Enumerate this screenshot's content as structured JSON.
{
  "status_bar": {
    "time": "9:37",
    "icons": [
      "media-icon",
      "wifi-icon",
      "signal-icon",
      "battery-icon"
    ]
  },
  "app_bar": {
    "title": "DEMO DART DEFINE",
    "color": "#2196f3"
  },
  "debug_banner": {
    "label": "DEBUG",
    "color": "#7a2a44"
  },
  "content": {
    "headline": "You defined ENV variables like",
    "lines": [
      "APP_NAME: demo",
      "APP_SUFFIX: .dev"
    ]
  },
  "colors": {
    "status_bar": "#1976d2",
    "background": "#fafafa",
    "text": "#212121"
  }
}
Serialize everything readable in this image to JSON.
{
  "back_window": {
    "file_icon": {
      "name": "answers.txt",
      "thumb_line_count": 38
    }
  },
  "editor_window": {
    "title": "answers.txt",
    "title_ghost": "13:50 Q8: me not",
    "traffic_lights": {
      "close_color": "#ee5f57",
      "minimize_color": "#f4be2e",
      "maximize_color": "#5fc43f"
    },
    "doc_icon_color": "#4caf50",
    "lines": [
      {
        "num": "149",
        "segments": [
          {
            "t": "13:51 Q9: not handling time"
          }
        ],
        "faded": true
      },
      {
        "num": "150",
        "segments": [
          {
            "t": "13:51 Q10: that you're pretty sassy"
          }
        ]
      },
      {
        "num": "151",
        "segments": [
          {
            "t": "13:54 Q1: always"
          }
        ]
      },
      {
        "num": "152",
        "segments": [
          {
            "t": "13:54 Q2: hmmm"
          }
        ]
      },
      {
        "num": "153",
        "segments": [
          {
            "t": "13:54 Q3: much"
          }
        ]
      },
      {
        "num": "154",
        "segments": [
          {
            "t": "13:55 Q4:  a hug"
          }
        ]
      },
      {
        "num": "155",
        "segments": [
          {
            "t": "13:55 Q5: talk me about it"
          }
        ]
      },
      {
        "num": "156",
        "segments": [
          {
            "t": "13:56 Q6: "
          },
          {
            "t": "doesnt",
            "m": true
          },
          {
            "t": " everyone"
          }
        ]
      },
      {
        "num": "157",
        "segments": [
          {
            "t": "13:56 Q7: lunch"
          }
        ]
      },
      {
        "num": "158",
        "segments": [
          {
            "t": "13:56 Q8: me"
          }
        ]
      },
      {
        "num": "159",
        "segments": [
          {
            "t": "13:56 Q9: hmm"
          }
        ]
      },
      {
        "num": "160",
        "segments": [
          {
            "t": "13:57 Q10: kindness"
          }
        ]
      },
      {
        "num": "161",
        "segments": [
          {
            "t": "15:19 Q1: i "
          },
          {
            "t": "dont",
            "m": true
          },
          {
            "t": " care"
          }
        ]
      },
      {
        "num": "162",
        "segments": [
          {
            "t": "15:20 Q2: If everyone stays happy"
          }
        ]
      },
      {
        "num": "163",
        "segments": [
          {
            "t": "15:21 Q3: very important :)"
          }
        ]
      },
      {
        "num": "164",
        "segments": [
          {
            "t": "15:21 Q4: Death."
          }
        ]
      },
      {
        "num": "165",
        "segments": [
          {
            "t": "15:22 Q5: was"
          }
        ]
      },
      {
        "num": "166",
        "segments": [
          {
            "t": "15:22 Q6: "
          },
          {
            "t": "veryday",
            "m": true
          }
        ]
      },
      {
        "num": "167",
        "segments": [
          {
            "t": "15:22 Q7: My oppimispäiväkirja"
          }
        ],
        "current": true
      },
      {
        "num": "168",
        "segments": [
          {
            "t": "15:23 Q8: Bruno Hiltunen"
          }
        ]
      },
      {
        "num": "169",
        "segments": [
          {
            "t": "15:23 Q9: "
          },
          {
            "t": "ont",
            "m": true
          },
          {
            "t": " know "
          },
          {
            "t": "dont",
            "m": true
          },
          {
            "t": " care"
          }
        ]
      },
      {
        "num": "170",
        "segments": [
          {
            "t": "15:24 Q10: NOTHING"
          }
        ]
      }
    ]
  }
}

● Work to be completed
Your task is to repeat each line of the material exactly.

● Result below
Enumerate this screenshot's content as structured JSON.
{
  "status_bar": {
    "time": "9:37",
    "icons": [
      "media-icon",
      "wifi-icon",
      "signal-icon",
      "battery-icon"
    ]
  },
  "app_bar": {
    "title": "DEMO DART DEFINE",
    "color": "#2196f3"
  },
  "debug_banner": {
    "label": "DEBUG",
    "color": "#7a2a44"
  },
  "content": {
    "headline": "You defined ENV variables like",
    "lines": [
      "APP_NAME: demo",
      "APP_SUFFIX: .dev"
    ]
  },
  "colors": {
    "status_bar": "#1976d2",
    "background": "#fafafa",
    "text": "#212121"
  }
}
Serialize everything readable in this image to JSON.
{
  "back_window": {
    "file_icon": {
      "name": "answers.txt",
      "thumb_line_count": 38
    }
  },
  "editor_window": {
    "title": "answers.txt",
    "title_ghost": "13:50 Q8: me not",
    "traffic_lights": {
      "close_color": "#ee5f57",
      "minimize_color": "#f4be2e",
      "maximize_color": "#5fc43f"
    },
    "doc_icon_color": "#4caf50",
    "lines": [
      {
        "num": "149",
        "segments": [
          {
            "t": "13:51 Q9: not handling time"
          }
        ],
        "faded": true
      },
      {
        "num": "150",
        "segments": [
          {
            "t": "13:51 Q10: that you're pretty sassy"
          }
        ]
      },
      {
        "num": "151",
        "segments": [
          {
            "t": "13:54 Q1: always"
          }
        ]
      },
      {
        "num": "152",
        "segments": [
          {
            "t": "13:54 Q2: hmmm"
          }
        ]
      },
      {
        "num": "153",
        "segments": [
          {
            "t": "13:54 Q3: much"
          }
        ]
      },
      {
        "num": "154",
        "segments": [
          {
            "t": "13:55 Q4:  a hug"
          }
        ]
      },
      {
        "num": "155",
        "segments": [
          {
            "t": "13:55 Q5: talk me about it"
          }
        ]
      },
      {
        "num": "156",
        "segments": [
          {
            "t": "13:56 Q6: "
          },
          {
            "t": "doesnt",
            "m": true
          },
          {
            "t": " everyone"
          }
        ]
      },
      {
        "num": "157",
        "segments": [
          {
            "t": "13:56 Q7: lunch"
          }
        ]
      },
      {
        "num": "158",
        "segments": [
          {
            "t": "13:56 Q8: me"
          }
        ]
      },
      {
        "num": "159",
        "segments": [
          {
            "t": "13:56 Q9: hmm"
          }
        ]
      },
      {
        "num": "160",
        "segments": [
          {
            "t": "13:57 Q10: kindness"
          }
        ]
      },
      {
        "num": "161",
        "segments": [
          {
            "t": "15:19 Q1: i "
          },
          {
            "t": "dont",
            "m": true
          },
          {
            "t": " care"
          }
        ]
      },
      {
        "num": "162",
        "segments": [
          {
            "t": "15:20 Q2: If everyone stays happy"
          }
        ]
      },
      {
        "num": "163",
        "segments": [
          {
            "t": "15:21 Q3: very important :)"
          }
        ]
      },
      {
        "num": "164",
        "segments": [
          {
            "t": "15:21 Q4: Death."
          }
        ]
      },
      {
        "num": "165",
        "segments": [
          {
            "t": "15:22 Q5: was"
          }
        ]
      },
      {
        "num": "166",
        "segments": [
          {
            "t": "15:22 Q6: "
          },
          {
            "t": "veryday",
            "m": true
          }
        ]
      },
      {
        "num": "167",
        "segments": [
          {
            "t": "15:22 Q7: My oppimispäiväkirja"
          }
        ],
        "current": true
      },
      {
        "num": "168",
        "segments": [
          {
            "t": "15:23 Q8: Bruno Hiltunen"
          }
        ]
      },
      {
        "num": "169",
        "segments": [
          {
            "t": "15:23 Q9: "
          },
          {
            "t": "ont",
            "m": true
          },
          {
            "t": " know "
          },
          {
            "t": "dont",
            "m": true
          },
          {
            "t": " care"
          }
        ]
      },
      {
        "num": "170",
        "segments": [
          {
            "t": "15:24 Q10: NOTHING"
          }
        ]
      }
    ]
  }
}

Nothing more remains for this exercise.